While Pope Francis’ frank and unflattering appraisal of the state of the Curia will not endear him to his detractors, he remains committed to reforming the culture of the Vatican. He has been leading by example, chipping away at clericalism, with its culture of superiority and privilege. With his catalogue of “curial diseases,” Pope Francis continues to challenge the members of the Curia to reform their hearts and minds, saying that his reflections were to be “for all of us a help and a stimulus to a true examination of conscience” in preparation for the holy feast of the nativity.

While many see this as an attack that will draw the battle lines between the pope and his opponents, it is also an invitation to conversion coming from a man who takes the need for his own conversion seriously, and who despite the title of “his holiness” refers to himself as “chief of sinners.” Pope Francis is not asking any more of these cardinals than he asks of himself. Individually and as a body, these men are to be exemplary servant-leaders.

After addressing the Curia, Pope Francis met with the employees of the Vatican and their families. He is, incidentally, the first pope to do so. In his remarks to them, he referred to his speech to the Curia; he encouraged them to use it as a starting point for their own examination of conscience in preparation for Christmas and the New Year.

In my view, through the public nature of these two events held on the same day, Pope Francis invites all of us to reflect upon his comments in light of our own lives, our communities of worship and our places of work. While the Curia was the primary audience for the pope’s rather unusual Christmas greeting, the significance of his comments should not be restricted to criticism of the Curia or to a commentary on the politics of the Vatican. The pope’s message has implications for human conduct everywhere.

The “curial diseases” that Pope Francis describes are linked to self-absorption and to a preoccupation with advancing one’s self in the eyes of the world, frequently at the expense of others. They are linked to a false sense of autonomy, to forgetting that we live, move and have our being in the context of our relationships with others and with God. None of us are immune to these diseases. I know that I recognized myself in some of them.
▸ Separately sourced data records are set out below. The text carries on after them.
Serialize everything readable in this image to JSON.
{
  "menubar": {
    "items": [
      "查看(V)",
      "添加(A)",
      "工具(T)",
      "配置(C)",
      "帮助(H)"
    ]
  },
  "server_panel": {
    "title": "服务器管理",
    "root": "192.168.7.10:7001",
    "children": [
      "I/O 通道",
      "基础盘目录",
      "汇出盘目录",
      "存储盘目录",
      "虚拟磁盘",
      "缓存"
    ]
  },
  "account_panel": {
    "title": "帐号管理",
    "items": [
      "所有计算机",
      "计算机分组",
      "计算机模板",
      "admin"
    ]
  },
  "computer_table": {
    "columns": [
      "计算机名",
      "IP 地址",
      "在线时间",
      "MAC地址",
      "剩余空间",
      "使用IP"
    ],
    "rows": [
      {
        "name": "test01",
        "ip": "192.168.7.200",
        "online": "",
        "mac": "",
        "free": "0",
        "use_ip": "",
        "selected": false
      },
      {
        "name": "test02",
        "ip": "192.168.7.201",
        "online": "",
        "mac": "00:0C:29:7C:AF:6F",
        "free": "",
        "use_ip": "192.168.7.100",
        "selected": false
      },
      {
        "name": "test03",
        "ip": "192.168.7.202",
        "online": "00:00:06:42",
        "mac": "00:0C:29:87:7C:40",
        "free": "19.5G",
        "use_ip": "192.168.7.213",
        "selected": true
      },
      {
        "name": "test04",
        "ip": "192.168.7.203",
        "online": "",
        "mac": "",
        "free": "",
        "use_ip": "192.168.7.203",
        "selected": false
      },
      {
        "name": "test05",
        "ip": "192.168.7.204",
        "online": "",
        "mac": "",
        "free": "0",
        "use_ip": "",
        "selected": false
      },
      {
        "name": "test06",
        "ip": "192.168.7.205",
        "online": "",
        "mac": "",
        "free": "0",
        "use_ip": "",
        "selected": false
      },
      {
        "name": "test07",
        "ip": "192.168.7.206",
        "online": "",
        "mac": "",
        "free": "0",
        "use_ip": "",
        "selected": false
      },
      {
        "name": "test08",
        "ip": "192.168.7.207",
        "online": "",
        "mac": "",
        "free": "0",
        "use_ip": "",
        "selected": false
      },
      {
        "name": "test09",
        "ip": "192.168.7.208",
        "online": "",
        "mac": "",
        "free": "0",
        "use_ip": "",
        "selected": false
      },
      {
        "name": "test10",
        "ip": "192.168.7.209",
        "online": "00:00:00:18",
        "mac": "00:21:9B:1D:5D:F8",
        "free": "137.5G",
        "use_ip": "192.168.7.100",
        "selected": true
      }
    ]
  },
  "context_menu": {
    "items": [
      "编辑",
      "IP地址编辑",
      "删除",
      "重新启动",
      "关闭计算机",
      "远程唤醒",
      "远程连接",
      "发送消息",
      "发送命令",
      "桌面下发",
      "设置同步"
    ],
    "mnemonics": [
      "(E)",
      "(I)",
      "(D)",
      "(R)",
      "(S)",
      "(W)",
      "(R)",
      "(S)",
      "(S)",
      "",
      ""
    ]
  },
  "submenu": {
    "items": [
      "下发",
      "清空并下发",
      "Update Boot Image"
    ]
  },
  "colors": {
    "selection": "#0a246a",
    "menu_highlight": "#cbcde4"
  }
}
With a New Year upon us, we might think about the ways these “curial diseases” find a home in us, and formulate our New Year’s resolutions accordingly. We may find ourselves feeling uncomfortable and exposed along with the members of the Roman Curia.

Trail, B.C., resident Louise McEwan is a freelance writer, religion columnist and catechist. She has degrees in English and theology and is a former teacher. She blogs at www.faithcolouredglasses.blogspot.ca. Reach her at mcewan.lou@gmail.com